Winter 2023 4899G / 001 Alice Munro Chair: Ivan Coyote Syllabus

4999E - Thesis
Individual instruction in the selection of a topic, the preparation of materials, and the writing of a thesis. Students who wish to take this course must apply to the Chair of Undergraduate Studies, Department of English and Writing Studies. This course is restricted to students in fourth year of an English Program with a minimum A average. Additional registration in 4000-level English courses require permission of the Department. See English Studies 4999E - Undergraduate Thesis for details. 1.0 course

Fall/Winter 4999E / 001 Various Consent form 

Spring/Summer 2022 Courses (Subject to change)

Distance Studies (May 9-July 29)

1020E - Understanding Literature Today
By studying a broad range of exciting and important literary works from the past and present, this course will increase your understanding and appreciation not just of the richness and power of the works themselves, but also of the role of literature in reflecting and shaping our perceptions of the world and of ourselves. 1.0 course

Spring/Summer 1020E / 650 Online K. Stanley Syllabus

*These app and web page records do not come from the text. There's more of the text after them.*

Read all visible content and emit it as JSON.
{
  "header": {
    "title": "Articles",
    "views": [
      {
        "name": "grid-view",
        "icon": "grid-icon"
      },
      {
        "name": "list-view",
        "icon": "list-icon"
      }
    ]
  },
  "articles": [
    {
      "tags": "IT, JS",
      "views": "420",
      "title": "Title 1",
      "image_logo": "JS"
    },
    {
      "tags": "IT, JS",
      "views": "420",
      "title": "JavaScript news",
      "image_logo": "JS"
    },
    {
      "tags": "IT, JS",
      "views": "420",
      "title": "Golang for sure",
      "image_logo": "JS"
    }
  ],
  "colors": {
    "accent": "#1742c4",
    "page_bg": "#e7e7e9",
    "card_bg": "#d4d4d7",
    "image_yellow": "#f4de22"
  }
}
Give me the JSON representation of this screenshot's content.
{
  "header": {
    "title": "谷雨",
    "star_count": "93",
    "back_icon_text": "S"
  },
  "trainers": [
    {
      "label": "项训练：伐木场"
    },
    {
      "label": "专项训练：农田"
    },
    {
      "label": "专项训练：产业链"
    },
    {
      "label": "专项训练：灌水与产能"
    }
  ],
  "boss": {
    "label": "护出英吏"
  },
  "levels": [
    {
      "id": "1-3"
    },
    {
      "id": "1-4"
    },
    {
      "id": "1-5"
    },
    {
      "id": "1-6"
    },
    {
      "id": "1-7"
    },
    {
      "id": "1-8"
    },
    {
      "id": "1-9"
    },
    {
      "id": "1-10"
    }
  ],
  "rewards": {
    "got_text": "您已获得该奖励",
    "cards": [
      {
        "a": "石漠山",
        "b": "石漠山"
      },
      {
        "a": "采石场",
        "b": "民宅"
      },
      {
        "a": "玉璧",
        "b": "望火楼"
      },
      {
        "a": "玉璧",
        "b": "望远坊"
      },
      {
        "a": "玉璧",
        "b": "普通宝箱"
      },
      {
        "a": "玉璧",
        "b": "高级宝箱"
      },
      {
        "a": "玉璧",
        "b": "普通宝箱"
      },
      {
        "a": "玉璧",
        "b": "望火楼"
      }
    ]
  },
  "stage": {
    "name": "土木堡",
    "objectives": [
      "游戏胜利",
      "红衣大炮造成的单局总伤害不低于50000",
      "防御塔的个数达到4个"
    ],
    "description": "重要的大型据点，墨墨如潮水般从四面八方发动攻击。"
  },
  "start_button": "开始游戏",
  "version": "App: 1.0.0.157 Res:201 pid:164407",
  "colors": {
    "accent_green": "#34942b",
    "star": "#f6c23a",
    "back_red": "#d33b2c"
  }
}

2033E - Children's Literature
Readings from significant books written for children, selected primarily for literary quality. Some attention will be given to the historic evolution of "Children's Literature" as a separate class, but the principal aim of the course will be to consider the nature and development of the two major genres: nonsense verse and romance. 1.0 course

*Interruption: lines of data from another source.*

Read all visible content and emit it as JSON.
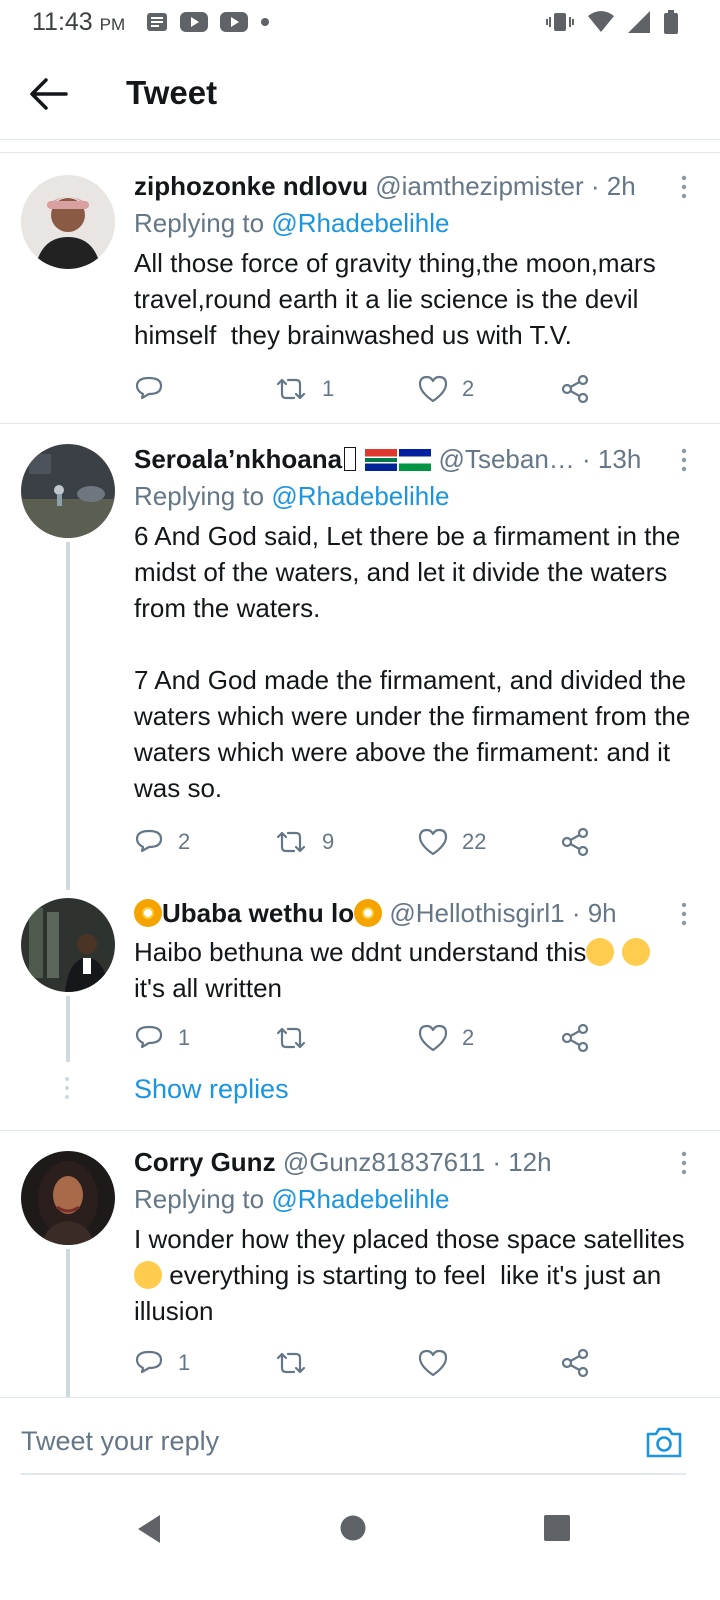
{
  "status_bar": {
    "time": "11:43",
    "ampm": "PM",
    "left_icons": [
      "news-icon",
      "youtube-icon",
      "youtube-icon",
      "notification-dot-icon"
    ],
    "right_icons": [
      "vibrate-icon",
      "wifi-icon",
      "signal-icon",
      "battery-icon"
    ]
  },
  "header": {
    "title": "Tweet",
    "back_icon": "arrow-left-icon"
  },
  "tweets": [
    {
      "name": "ziphozonke ndlovu",
      "handle": "@iamthezipmister",
      "time": "· 2h",
      "replying_prefix": "Replying to",
      "replying_to": "@Rhadebelihle",
      "text": "All those force of gravity thing,the moon,mars travel,round earth it a lie science is the devil himself  they brainwashed us with T.V.",
      "replies": "",
      "retweets": "1",
      "likes": "2"
    },
    {
      "name": "Seroala’nkhoana",
      "handle": "@Tseban…",
      "time": " · 13h",
      "replying_prefix": "Replying to",
      "replying_to": "@Rhadebelihle",
      "text": "6 And God said, Let there be a firmament in the midst of the waters, and let it divide the waters from the waters.\n\n7 And God made the firmament, and divided the waters which were under the firmament from the waters which were above the firmament: and it was so.",
      "replies": "2",
      "retweets": "9",
      "likes": "22"
    },
    {
      "name": "Ubaba wethu lo",
      "handle": "@Hellothisgirl1",
      "time": "· 9h",
      "text_main": "Haibo bethuna we ddnt understand this",
      "text_tail": "it's all written",
      "replies": "1",
      "retweets": "",
      "likes": "2",
      "show_replies": "Show replies"
    },
    {
      "name": "Corry Gunz",
      "handle": "@Gunz81837611",
      "time": "· 12h",
      "replying_prefix": "Replying to",
      "replying_to": "@Rhadebelihle",
      "text_a": "I wonder how they placed those space satellites",
      "text_b": "everything is starting to feel  like it's just an illusion",
      "replies": "1",
      "retweets": "",
      "likes": ""
    }
  ],
  "reply_bar": {
    "placeholder": "Tweet your reply",
    "camera_icon": "camera-icon"
  },
  "nav_bar": {
    "icons": [
      "back-triangle-icon",
      "home-circle-icon",
      "recents-square-icon"
    ]
  },
  "colors": {
    "accent": "#1b95e0",
    "secondary_text": "#657786",
    "divider": "#e1e8ed"
  }
}
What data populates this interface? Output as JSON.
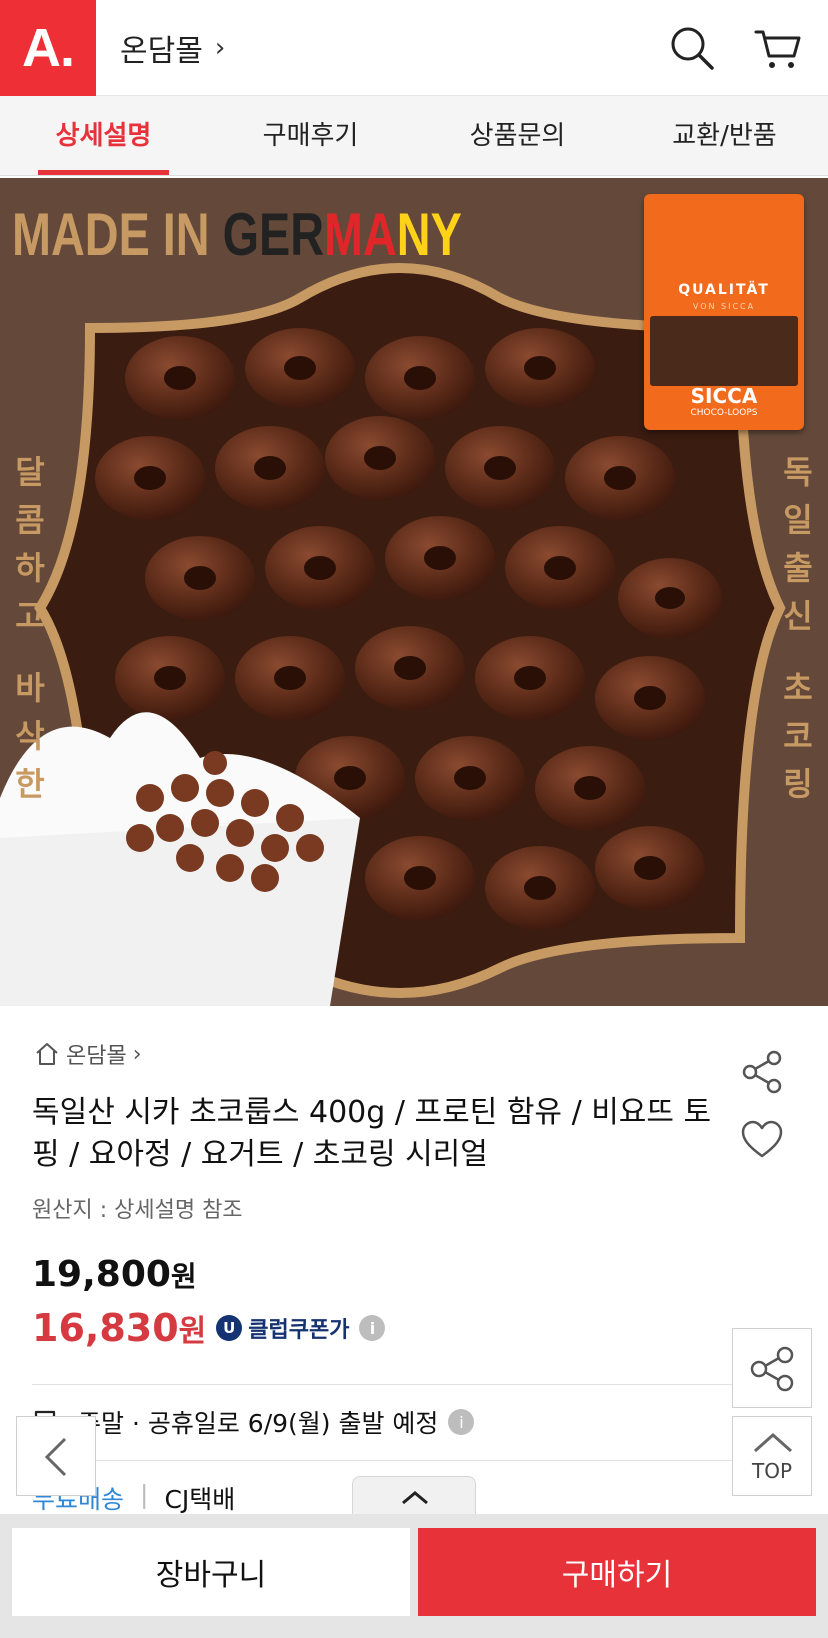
{
  "header": {
    "logo": "A.",
    "store_name": "온담몰",
    "chevron": "›",
    "icons": [
      "search-icon",
      "cart-icon"
    ]
  },
  "tabs": [
    {
      "label": "상세설명",
      "active": true
    },
    {
      "label": "구매후기",
      "active": false
    },
    {
      "label": "상품문의",
      "active": false
    },
    {
      "label": "교환/반품",
      "active": false
    }
  ],
  "hero": {
    "made_in": "MADE IN ",
    "ger": "GER",
    "ma": "MA",
    "ny": "NY",
    "left_vertical": [
      "달",
      "콤",
      "하",
      "고",
      "",
      "바",
      "삭",
      "한"
    ],
    "right_vertical": [
      "독",
      "일",
      "출",
      "신",
      "",
      "초",
      "코",
      "링"
    ],
    "package_qual": "QUALITÄT",
    "package_von": "VON SICCA",
    "package_brand": "SICCA",
    "package_sub": "CHOCO-LOOPS"
  },
  "product": {
    "breadcrumb": "온담몰",
    "breadcrumb_chevron": "›",
    "title": "독일산 시카 초코룹스 400g / 프로틴 함유 / 비요뜨 토핑 / 요아정 / 요거트 / 초코링 시리얼",
    "origin": "원산지 : 상세설명 참조",
    "price_original": "19,800",
    "price_sale": "16,830",
    "won": "원",
    "coupon_badge": "U",
    "coupon_label": "클럽쿠폰가",
    "info_glyph": "i"
  },
  "shipping": {
    "schedule": "주말 · 공휴일로 6/9(월) 출발 예정",
    "free": "무료배송",
    "separator": "|",
    "carrier": "CJ택배"
  },
  "floating": {
    "top_label": "TOP"
  },
  "actions": {
    "cart": "장바구니",
    "buy": "구매하기"
  },
  "colors": {
    "brand_red": "#ef2f36",
    "sale_red": "#d43a3f",
    "coupon_navy": "#153273",
    "free_blue": "#2f87d8",
    "hero_bg": "#64493a",
    "gold": "#c89a63"
  }
}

Spring/Summer 2033E / 650
Online C. Suranyi Syllabus 

2071F - Speculative Fiction: Science Fiction
From Mary Shelley's Frankenstein to Ridley Scott's Blade Runner, a consideration of the history and development of science fiction. Will include science fiction themes such as the Other, new technologies, chaos theory, cybernetics, paradoxes of space/time travel, first contact, and alien worlds. 0.5 course

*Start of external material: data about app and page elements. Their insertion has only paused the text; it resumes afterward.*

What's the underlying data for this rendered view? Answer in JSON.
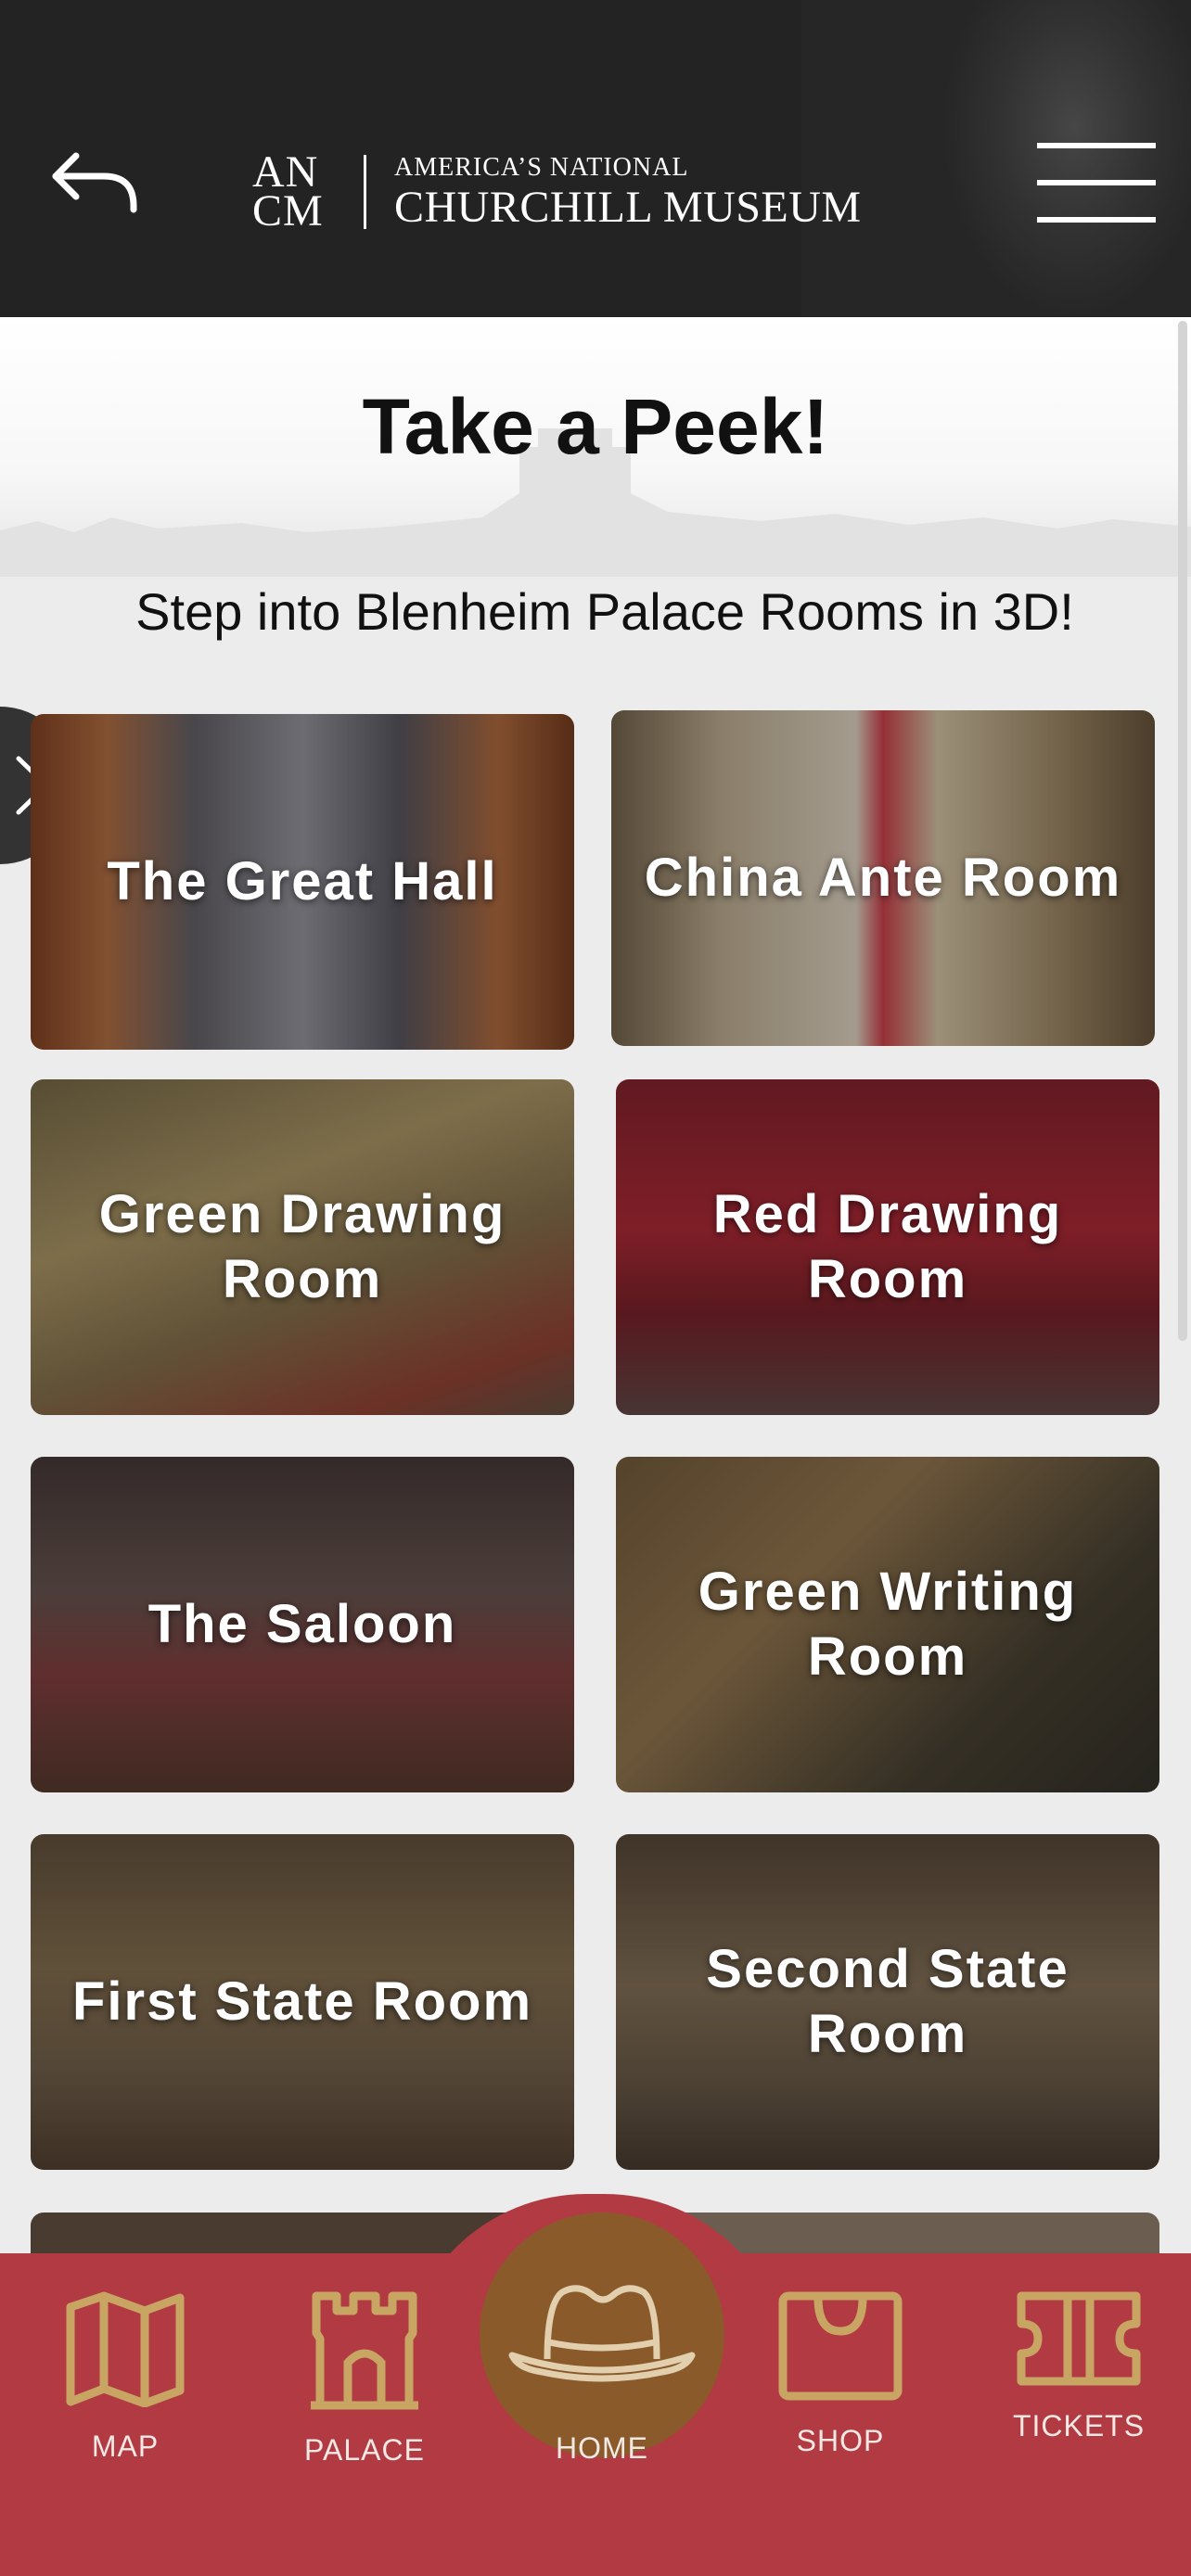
{
  "header": {
    "logo_mono_top": "AN",
    "logo_mono_bottom": "CM",
    "logo_line1": "AMERICA’S NATIONAL",
    "logo_line2": "CHURCHILL MUSEUM",
    "back_icon": "back-arrow-icon",
    "menu_icon": "hamburger-menu-icon"
  },
  "main": {
    "title": "Take a Peek!",
    "subtitle": "Step into Blenheim Palace Rooms in 3D!",
    "side_tab_icon": "chevron-right-icon"
  },
  "rooms": [
    {
      "label": "The Great Hall"
    },
    {
      "label": "China Ante Room"
    },
    {
      "label": "Green Drawing Room"
    },
    {
      "label": "Red Drawing Room"
    },
    {
      "label": "The Saloon"
    },
    {
      "label": "Green Writing Room"
    },
    {
      "label": "First State Room"
    },
    {
      "label": "Second State Room"
    }
  ],
  "nav": {
    "map": {
      "label": "MAP",
      "icon": "map-icon"
    },
    "palace": {
      "label": "PALACE",
      "icon": "castle-tower-icon"
    },
    "home": {
      "label": "HOME",
      "icon": "fedora-hat-icon"
    },
    "shop": {
      "label": "SHOP",
      "icon": "shopping-bag-icon"
    },
    "tickets": {
      "label": "TICKETS",
      "icon": "ticket-icon"
    }
  },
  "colors": {
    "header_bg": "#232323",
    "nav_bg": "#b23a43",
    "accent_gold": "#c9a563",
    "home_circle": "#8b5a2b"
  }
}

Spring/Summer 2071F / 650
Online J. Kelly Syllabus 

2072F - Speculative Fiction: Fantasy
A study of the purposes and historical origins of fantasy, and modern developments in fantasy: alternate worlds, horror or ghost stories, sword & sorcery, heroic fantasy. May include writers such as Tolkien, Simmons, Peake, Herbert, Beagle, Rowling. 0.5 course

Spring/Summer 2072F / 650
Online J. Kelly Syllabus 

2401E - American Literature Survey
This course offers a survey of important texts and authors from the Puritan and Revolutionary periods to the present. It addresses not only the major movements and styles of American literature associated with such authors as Poe, Dickinson, Twain, Hemingway, and Morrison, but also the innovative work of less familiar Indigenous and ethnic authors. 1.0 course

Spring/Summer 2401E / 650 Online J. Schuster Syllabus

3330E - Shakespeare
Shakespeare remains one of the most influential of English writers. This course studies plays across a range of genres. Instructors may integrate theatre-oriented exercises and/or other dramatic or non-dramatic material, depending on individual emphasis. 1.0 course

Spring/Summer 3330E / 650 Online J. Devereux Syllabus 

Intersession (May 16-June 3)

1010F - This University
Learn about Western, its story, its architecture, academic calendar, governance, codes of conduct, research; and learn about universities, their origins in the Middle Ages, their development and current campus issues. Read a short story by Western’s own Nobel prizewinner Alice Munro, and think about universities in the world today. Taught in a flexible hybrid format. 0.5 course

Spring/Summer (this course will run for 3 weeks from May 16 to June 3) 1010F / 200 Blended J. Toswell Syllabus 

Intersession (May 16-June 24)

2033E - Children's Literature
Readings from significant books written for children, selected primarily for literary quality. Some attention will be given to the historic evolution of "Children's Literature" as a separate class, but the principal aim of the course will be to consider the nature and development of the two major genres: nonsense verse and romance. 1.0 course

Spring/Summer 2033E / 001
In-Person G. Ceraldi Syllabus

Course listings are subject to change. See Western Academic Timetable for date, time, and location of specific courses. See Undergraduate Sessional Dates for more details and deadlines.

Previous Courses Offered & Course Outlines